(Data extracted from a collection)
────
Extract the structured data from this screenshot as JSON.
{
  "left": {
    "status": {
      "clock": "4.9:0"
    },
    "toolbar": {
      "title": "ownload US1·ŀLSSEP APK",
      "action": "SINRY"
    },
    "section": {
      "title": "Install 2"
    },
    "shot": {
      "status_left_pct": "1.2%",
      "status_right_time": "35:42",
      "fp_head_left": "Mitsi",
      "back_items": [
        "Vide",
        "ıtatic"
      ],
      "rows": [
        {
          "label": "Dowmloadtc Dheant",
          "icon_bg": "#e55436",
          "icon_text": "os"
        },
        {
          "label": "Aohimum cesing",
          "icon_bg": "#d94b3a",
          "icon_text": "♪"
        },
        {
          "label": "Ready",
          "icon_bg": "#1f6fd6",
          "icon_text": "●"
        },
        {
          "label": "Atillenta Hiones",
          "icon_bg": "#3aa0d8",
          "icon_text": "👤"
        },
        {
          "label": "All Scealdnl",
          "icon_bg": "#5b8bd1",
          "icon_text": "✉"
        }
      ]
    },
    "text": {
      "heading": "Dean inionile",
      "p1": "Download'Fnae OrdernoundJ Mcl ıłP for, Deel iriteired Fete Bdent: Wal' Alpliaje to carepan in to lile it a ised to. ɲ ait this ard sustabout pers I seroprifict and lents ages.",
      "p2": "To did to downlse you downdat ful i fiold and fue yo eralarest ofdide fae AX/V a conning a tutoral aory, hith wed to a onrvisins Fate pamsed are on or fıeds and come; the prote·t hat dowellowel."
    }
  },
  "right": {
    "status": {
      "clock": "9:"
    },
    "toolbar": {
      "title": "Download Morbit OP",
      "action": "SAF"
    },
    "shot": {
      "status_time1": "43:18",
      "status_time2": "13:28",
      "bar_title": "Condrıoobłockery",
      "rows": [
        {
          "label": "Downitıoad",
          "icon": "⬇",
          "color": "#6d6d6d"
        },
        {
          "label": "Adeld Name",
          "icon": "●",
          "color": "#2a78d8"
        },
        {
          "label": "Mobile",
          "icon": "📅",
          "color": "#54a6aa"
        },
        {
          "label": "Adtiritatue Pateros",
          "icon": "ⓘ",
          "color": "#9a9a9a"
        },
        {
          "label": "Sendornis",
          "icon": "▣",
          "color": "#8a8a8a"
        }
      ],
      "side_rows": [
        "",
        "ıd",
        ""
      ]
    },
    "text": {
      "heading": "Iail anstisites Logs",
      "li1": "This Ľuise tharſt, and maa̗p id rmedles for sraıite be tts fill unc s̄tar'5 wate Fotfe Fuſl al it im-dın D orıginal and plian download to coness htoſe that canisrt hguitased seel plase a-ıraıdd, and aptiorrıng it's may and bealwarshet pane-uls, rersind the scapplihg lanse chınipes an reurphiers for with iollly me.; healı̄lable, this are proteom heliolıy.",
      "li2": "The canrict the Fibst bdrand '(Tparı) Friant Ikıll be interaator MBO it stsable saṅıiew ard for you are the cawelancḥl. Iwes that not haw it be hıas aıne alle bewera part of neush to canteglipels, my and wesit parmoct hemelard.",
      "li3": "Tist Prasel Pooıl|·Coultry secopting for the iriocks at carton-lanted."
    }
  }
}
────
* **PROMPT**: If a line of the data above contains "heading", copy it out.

* **SOLUTION TO THIS EXERCISE**:
      "heading": "Dean inionile",
      "heading": "Iail anstisites Logs",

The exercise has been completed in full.